/---
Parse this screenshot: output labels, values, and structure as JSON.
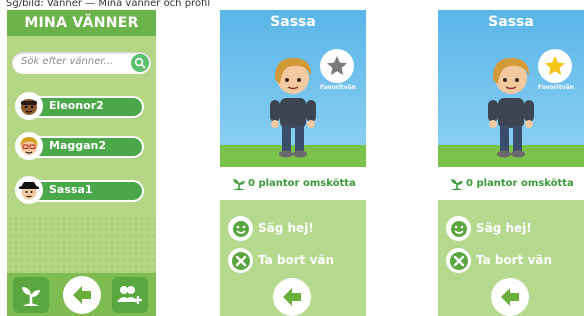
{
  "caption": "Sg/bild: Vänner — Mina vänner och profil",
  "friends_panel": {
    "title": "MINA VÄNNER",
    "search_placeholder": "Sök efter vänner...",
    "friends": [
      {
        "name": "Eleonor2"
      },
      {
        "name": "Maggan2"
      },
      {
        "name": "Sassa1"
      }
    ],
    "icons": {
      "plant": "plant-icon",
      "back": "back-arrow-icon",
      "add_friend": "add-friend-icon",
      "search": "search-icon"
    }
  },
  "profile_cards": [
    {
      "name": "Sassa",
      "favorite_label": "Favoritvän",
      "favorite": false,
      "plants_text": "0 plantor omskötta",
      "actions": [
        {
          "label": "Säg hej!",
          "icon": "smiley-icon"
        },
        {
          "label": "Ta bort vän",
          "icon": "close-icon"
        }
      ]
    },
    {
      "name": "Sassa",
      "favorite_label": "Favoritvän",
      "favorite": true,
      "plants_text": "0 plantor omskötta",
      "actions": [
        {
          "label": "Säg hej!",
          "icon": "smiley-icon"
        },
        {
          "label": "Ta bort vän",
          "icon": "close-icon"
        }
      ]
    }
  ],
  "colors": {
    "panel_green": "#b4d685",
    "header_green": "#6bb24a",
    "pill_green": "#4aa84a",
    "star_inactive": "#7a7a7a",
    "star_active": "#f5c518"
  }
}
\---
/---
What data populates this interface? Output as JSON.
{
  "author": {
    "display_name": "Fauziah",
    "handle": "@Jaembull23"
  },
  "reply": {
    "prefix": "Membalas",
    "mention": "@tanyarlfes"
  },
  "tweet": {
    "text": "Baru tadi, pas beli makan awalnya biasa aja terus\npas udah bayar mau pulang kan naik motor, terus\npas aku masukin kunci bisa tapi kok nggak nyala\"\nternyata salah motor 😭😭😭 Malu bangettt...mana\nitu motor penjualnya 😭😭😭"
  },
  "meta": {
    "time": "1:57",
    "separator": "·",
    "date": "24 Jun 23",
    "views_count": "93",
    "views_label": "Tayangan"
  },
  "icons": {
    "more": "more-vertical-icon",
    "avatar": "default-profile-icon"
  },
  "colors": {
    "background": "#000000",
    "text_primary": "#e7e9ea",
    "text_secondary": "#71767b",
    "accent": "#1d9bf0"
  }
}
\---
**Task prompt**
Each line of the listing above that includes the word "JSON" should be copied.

**Response to this exercise**
Parse this screenshot: output labels, values, and structure as JSON.
What data populates this interface? Output as JSON.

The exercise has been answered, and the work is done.